RECORDS FOR THIS EXERCISE below:

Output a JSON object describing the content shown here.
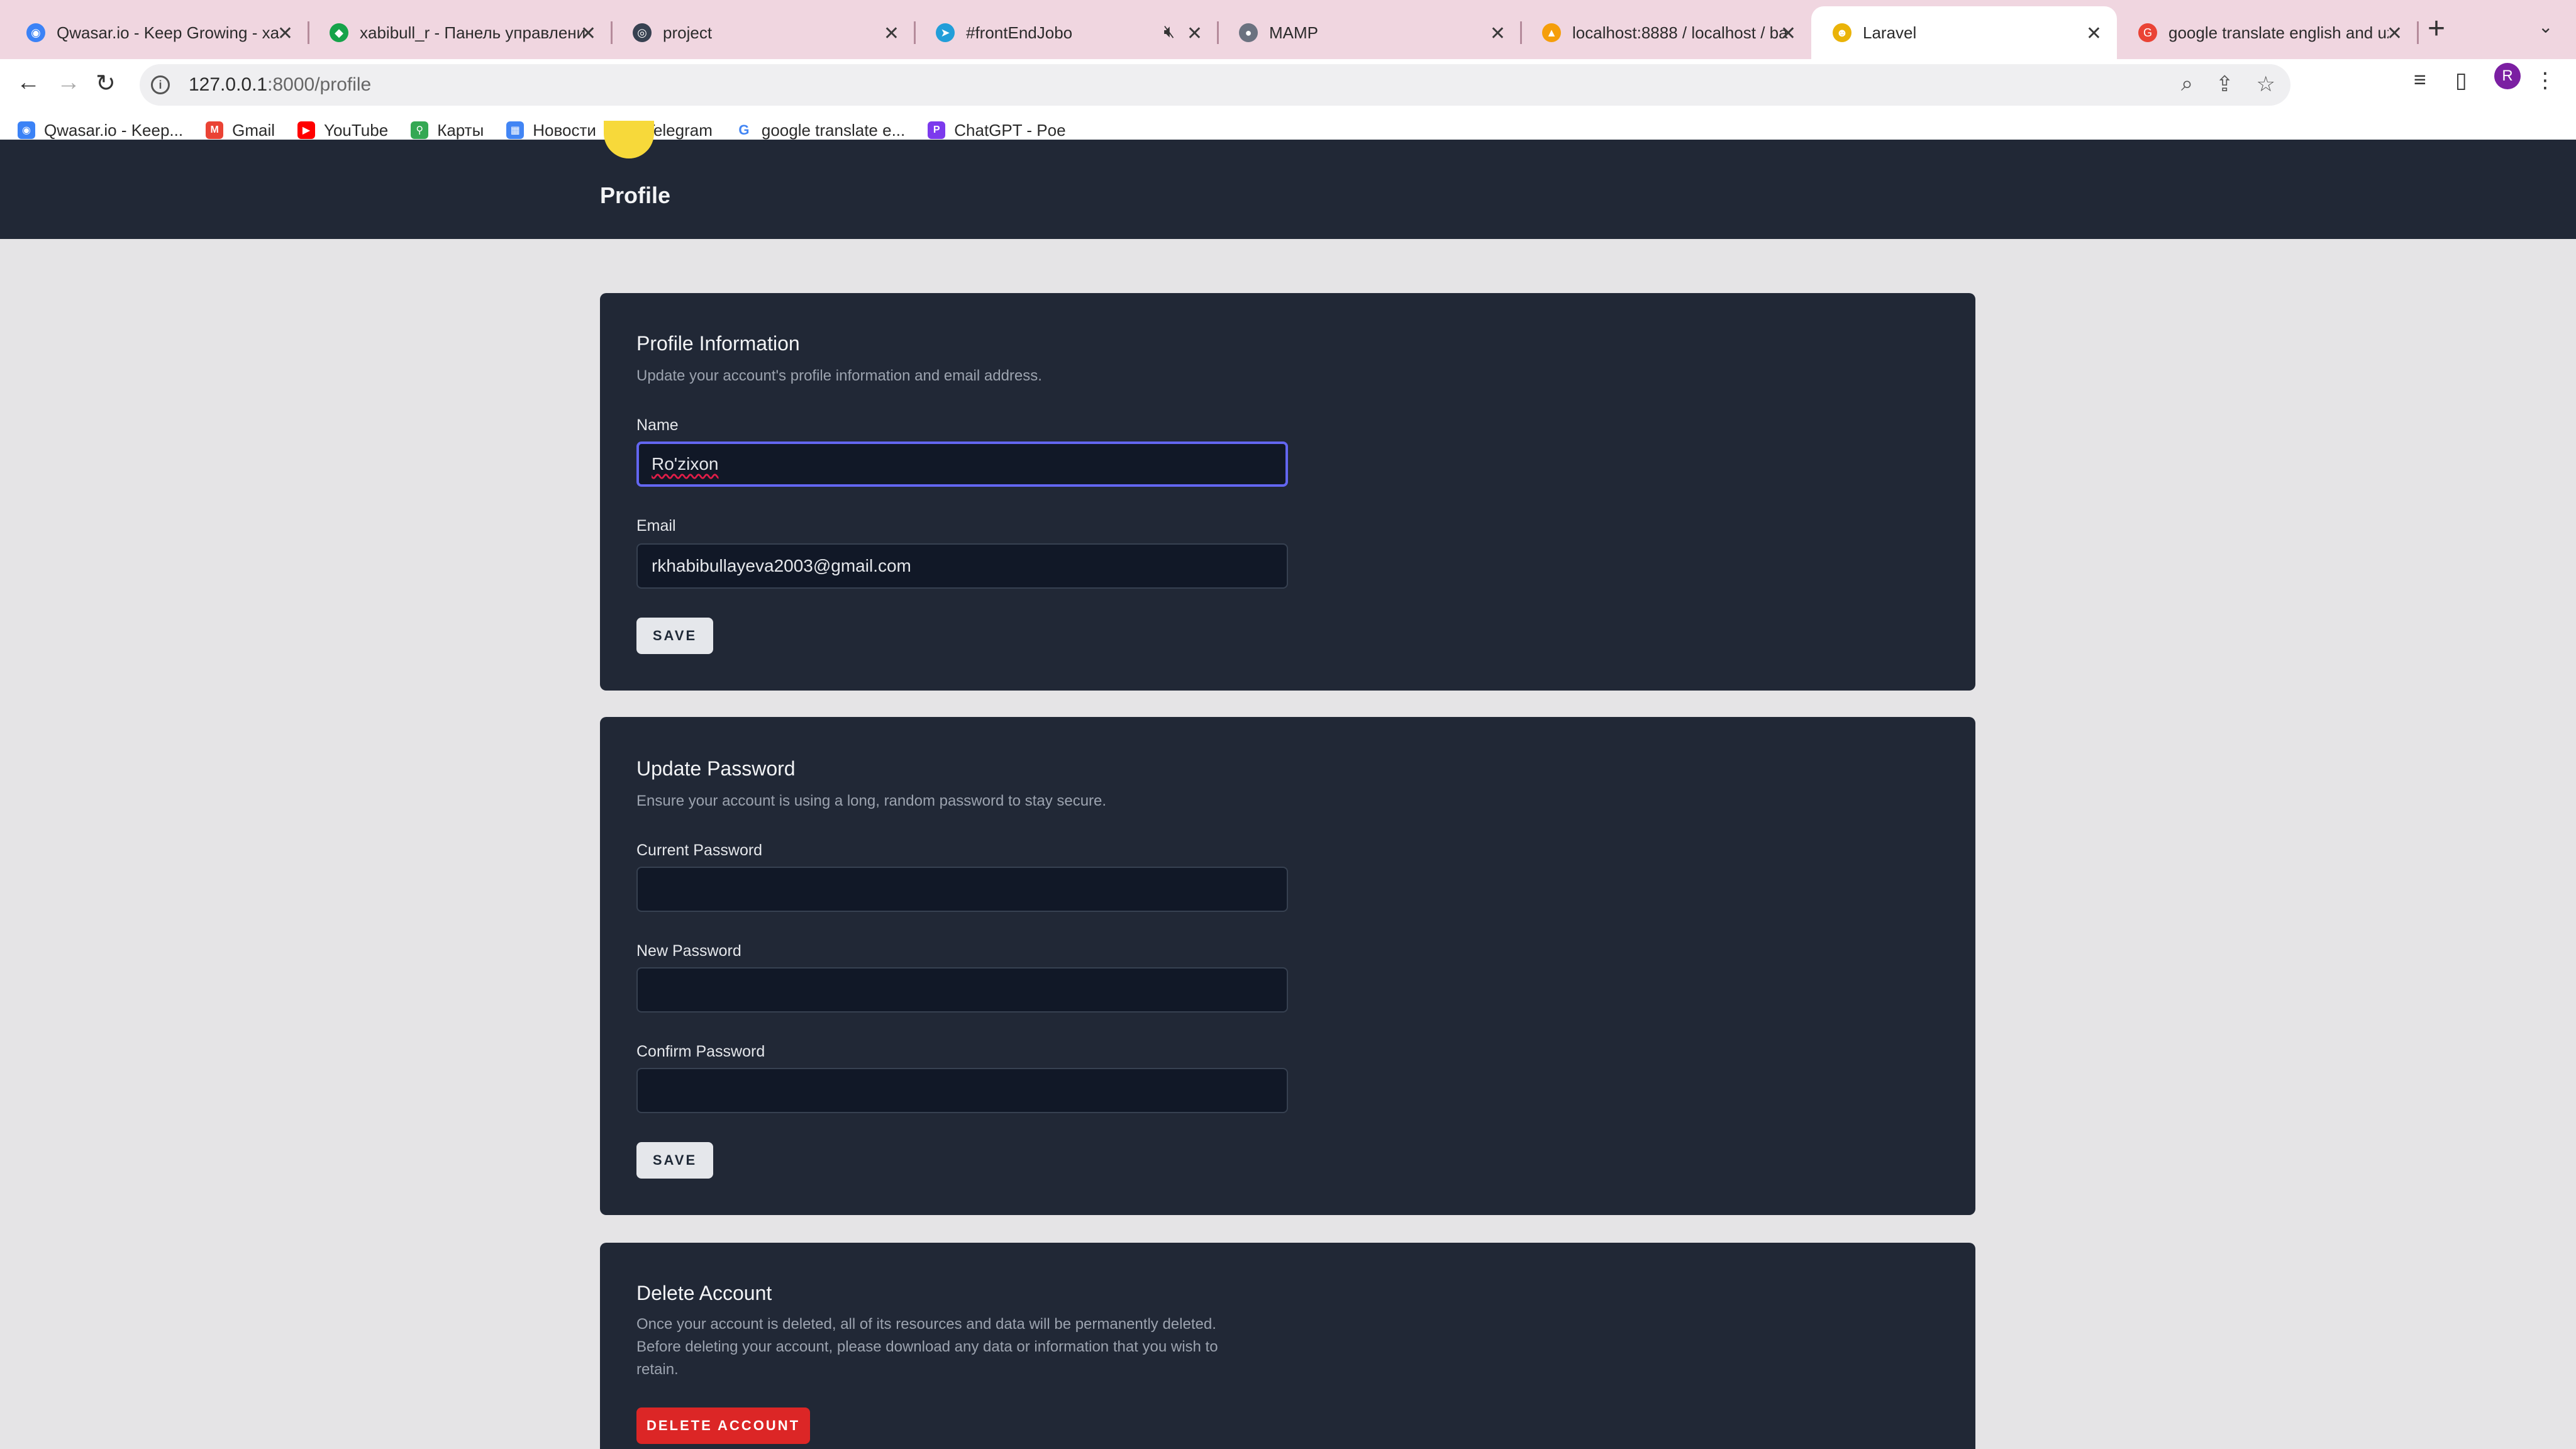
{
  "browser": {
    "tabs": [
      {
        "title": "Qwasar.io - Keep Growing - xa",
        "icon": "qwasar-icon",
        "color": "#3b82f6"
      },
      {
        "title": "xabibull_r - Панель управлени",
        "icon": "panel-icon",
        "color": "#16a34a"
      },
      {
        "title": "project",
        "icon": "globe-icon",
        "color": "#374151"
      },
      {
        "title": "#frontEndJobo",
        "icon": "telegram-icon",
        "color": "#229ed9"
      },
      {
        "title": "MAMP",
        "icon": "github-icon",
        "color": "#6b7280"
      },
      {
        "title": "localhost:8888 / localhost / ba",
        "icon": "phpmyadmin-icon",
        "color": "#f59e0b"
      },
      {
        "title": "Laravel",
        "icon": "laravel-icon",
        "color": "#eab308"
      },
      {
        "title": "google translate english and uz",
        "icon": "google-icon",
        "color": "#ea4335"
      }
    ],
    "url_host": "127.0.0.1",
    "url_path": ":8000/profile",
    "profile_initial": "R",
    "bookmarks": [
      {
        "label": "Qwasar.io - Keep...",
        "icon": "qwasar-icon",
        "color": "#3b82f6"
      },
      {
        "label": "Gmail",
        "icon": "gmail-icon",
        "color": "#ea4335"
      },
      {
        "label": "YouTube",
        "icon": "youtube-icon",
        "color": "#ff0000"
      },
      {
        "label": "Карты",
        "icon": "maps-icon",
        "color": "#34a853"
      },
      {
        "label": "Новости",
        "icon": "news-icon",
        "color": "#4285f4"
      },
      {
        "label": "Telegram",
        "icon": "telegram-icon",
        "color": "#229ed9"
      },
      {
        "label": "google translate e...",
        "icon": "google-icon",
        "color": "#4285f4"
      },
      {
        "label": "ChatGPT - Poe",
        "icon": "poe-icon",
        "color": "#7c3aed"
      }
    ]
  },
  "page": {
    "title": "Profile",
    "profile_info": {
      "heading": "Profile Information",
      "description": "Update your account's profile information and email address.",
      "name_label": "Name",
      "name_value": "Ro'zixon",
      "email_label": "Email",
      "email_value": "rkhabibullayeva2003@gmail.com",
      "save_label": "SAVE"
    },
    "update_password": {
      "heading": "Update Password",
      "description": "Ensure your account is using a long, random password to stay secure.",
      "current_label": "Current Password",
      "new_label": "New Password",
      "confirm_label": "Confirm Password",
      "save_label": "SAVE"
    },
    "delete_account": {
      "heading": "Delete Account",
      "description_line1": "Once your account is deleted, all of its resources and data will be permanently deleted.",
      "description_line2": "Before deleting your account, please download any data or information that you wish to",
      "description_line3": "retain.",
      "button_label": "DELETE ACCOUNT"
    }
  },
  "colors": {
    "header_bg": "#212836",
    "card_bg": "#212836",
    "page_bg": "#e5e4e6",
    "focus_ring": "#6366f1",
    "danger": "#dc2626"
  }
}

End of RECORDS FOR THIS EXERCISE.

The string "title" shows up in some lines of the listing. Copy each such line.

        "title": "Qwasar.io - Keep Growing - xa",
        "title": "xabibull_r - Панель управлени",
        "title": "project",
        "title": "#frontEndJobo",
        "title": "MAMP",
        "title": "localhost:8888 / localhost / ba",
        "title": "Laravel",
        "title": "google translate english and uz",
    "title": "Profile",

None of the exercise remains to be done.